Kristine M. Kingery, director of the Army’s sustainability policy, said pilot installations in the program are “striving toward” goals the Army wants met by 2020. “With Net Zero, the idea is not just replace the energy with renewables,” Kingery said. “It’s the reduction, the repurposing, conservation and efficiency. Reduce usage, and replace what you are using with renewables.”
As the largest institutional energy consumer in the world, the Defense Department is providing a major infusion of funding for research and development and application of renewable energy projects, including advanced biofuels, the world’s largest rooftop solar project involving 127 bases, advanced fuel cells and advanced grid technology, just to name a few.
What I find remarkable about all this activity is how DOD’s push puts the Keystone pipeline controversy in an entirely different light.
As you may recall, the Republican objection to President Obama’s recent rejection of Keystone’s proposal was presumably all about jobs. The numbers have been wildly overstated. The State Department, at best, estimated 5000-6000 temporary construction jobs created, not the 100,000 jobs Speaker Boehner recently cited. Or the 250,000 that TransCanada finally arrived at. But more importantly, claims have been made that the pipeline would help break our dependence on foreign oil. This, too, has been proven patently false since the tar sand crude, once refined, had already been contracted for export to Latin America and Europe. Even the material for the pipeline [primarily steel] was being supplied not by American suppliers but by India.
This a classic battle–the old vs. the new. And who is leading the way? The United States Military, an institution of conservative values, has taken the bull by the horns and said: Time to move on, boys. The Era of Conservation and Renewable Energy is at hand.
There’s also the environmental impact of the pipeline, the danger of a leak, something pipeline supporters have openly mocked. What is rarely mentioned is that tar sand oil requires heat and pressure to move the sludge-like material along its 1700-mile journey from the Alberta sand fields to Texan refineries. Tar sand oil is toxic and very corrosive, making leaks far more likely.
What could happen?
Unfortunately, we’ve had a graphic example of exactly what could and did happen. In Michigan, a tar sands leak, estimated at over 800,000 gallons, polluted 30 miles of the Kalamazoo River, July 2010.
And Quelle Surprise! There was a resultant cover up.
Recall the Gulf of Mexico, BP and the environmental disaster of nightmarish proportions.

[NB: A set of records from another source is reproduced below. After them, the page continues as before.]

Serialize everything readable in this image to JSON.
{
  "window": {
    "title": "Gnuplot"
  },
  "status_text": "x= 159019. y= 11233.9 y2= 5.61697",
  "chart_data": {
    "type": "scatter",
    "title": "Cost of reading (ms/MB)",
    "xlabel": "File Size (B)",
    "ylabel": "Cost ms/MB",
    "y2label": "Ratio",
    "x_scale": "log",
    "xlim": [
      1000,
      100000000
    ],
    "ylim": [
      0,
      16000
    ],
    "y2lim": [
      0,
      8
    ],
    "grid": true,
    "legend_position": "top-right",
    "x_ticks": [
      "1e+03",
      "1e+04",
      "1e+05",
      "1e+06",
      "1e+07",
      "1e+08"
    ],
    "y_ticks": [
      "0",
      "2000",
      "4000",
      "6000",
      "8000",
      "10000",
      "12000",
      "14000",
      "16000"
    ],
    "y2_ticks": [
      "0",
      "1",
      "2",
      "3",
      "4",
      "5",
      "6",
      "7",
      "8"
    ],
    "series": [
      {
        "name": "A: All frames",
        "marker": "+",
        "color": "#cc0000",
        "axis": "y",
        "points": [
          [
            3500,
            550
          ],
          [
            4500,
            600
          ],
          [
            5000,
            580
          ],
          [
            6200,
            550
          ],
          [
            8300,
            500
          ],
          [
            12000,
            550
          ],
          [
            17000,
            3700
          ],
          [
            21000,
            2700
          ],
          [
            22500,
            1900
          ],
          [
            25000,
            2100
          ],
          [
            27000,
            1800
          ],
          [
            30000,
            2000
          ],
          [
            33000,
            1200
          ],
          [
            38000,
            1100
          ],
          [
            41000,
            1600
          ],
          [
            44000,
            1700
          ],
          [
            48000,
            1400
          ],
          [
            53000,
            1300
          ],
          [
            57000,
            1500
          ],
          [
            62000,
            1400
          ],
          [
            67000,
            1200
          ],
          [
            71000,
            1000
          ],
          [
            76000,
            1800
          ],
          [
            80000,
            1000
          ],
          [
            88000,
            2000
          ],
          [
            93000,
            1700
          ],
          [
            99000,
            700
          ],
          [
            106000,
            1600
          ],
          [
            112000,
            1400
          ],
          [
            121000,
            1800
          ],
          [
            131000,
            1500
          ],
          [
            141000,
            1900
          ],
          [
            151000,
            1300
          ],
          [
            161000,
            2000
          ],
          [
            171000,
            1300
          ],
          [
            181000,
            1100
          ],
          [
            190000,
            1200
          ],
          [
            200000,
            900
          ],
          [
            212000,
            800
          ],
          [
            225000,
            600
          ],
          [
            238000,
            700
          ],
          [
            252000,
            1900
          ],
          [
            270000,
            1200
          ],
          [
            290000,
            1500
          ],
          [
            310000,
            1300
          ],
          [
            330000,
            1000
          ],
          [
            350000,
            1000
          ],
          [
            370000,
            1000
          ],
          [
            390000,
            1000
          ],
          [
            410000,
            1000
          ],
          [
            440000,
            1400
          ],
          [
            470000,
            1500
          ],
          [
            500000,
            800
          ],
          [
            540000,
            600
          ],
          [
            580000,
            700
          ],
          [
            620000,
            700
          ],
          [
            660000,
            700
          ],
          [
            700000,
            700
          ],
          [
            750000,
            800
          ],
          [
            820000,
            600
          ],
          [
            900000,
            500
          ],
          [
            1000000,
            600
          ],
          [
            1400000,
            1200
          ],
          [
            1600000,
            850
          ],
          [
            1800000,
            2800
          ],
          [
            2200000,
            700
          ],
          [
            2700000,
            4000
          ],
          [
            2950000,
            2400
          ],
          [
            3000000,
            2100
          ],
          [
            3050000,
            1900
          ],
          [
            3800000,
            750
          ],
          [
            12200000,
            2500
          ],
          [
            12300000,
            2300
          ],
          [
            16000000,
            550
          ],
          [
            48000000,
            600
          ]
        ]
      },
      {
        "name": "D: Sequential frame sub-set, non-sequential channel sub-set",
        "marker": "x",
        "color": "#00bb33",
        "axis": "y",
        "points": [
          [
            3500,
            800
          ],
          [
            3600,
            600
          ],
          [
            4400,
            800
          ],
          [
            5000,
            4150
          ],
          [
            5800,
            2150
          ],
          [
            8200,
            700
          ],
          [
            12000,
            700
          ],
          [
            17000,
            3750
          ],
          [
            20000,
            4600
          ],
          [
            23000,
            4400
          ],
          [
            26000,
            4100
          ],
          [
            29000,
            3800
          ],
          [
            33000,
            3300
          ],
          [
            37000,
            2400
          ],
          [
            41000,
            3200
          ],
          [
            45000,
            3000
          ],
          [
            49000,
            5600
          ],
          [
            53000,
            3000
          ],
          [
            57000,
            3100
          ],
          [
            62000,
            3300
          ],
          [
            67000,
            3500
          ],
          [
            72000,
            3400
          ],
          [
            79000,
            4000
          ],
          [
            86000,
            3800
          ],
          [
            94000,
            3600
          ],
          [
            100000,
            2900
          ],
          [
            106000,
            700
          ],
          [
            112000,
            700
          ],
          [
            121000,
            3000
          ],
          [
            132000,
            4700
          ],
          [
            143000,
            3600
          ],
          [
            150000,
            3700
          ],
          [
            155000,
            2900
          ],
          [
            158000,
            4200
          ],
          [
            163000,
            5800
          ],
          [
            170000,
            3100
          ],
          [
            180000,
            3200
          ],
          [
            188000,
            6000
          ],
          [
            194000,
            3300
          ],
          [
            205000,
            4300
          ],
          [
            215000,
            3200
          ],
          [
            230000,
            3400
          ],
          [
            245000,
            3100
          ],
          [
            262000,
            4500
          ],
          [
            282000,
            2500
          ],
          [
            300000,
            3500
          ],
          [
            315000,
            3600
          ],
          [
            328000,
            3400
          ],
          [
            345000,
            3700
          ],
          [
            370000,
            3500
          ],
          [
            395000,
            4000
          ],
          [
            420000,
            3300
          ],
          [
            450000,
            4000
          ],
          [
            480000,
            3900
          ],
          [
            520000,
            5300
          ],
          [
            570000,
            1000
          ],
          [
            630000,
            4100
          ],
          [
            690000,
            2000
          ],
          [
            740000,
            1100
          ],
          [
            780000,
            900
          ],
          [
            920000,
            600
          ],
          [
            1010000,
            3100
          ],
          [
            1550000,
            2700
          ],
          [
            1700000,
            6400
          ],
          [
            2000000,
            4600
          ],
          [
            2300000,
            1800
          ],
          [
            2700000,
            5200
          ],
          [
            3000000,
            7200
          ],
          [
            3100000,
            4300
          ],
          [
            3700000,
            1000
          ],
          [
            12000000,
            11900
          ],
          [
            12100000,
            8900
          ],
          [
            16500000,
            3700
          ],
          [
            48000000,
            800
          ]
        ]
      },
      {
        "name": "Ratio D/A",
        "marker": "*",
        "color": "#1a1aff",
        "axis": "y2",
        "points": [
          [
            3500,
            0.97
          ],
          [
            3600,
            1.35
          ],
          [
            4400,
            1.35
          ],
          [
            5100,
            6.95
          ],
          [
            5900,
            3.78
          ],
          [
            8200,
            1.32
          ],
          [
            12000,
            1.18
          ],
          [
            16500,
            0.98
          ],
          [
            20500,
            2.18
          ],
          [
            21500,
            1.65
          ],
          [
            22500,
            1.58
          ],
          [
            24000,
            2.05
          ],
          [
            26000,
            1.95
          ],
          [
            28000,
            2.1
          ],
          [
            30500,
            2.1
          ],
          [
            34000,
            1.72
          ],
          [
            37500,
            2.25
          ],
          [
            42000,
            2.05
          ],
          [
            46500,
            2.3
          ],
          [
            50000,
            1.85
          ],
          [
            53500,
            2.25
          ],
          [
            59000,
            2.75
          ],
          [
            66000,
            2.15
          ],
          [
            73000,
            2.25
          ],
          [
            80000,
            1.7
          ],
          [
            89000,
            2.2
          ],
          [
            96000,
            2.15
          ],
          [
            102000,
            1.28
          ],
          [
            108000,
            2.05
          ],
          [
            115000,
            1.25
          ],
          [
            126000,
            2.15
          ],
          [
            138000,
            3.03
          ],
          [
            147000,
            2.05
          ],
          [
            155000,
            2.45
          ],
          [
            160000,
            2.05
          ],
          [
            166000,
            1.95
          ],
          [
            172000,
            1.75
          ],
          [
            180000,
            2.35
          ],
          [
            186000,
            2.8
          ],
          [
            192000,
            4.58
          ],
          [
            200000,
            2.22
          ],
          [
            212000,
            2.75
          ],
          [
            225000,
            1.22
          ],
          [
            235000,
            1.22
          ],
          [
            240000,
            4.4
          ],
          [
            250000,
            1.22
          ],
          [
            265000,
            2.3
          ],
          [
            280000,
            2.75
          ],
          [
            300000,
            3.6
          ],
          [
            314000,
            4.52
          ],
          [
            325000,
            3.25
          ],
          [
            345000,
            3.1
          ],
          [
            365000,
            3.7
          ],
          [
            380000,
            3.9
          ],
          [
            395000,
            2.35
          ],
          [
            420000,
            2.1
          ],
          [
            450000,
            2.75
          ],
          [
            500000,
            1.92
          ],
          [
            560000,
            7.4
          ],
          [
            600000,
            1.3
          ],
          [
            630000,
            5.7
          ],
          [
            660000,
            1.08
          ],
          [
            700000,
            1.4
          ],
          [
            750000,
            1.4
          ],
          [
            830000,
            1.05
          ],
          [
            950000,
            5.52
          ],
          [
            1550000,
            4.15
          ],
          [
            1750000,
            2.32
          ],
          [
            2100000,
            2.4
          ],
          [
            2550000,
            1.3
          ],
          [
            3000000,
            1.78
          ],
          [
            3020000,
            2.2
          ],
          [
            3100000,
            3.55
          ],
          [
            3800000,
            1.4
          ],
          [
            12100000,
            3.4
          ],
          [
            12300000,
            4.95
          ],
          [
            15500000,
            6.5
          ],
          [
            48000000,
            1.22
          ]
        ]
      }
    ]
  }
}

Then remember that the United States Military has clearly gotten the message and acted upon it: The Age of Fossil Fuel, the rush for Black Gold is coming to an end. The way forward financially and security-wise is colored Green.
Which would you rather see–this?
Personally? I’ll take door number 2 and follow the generals into the future.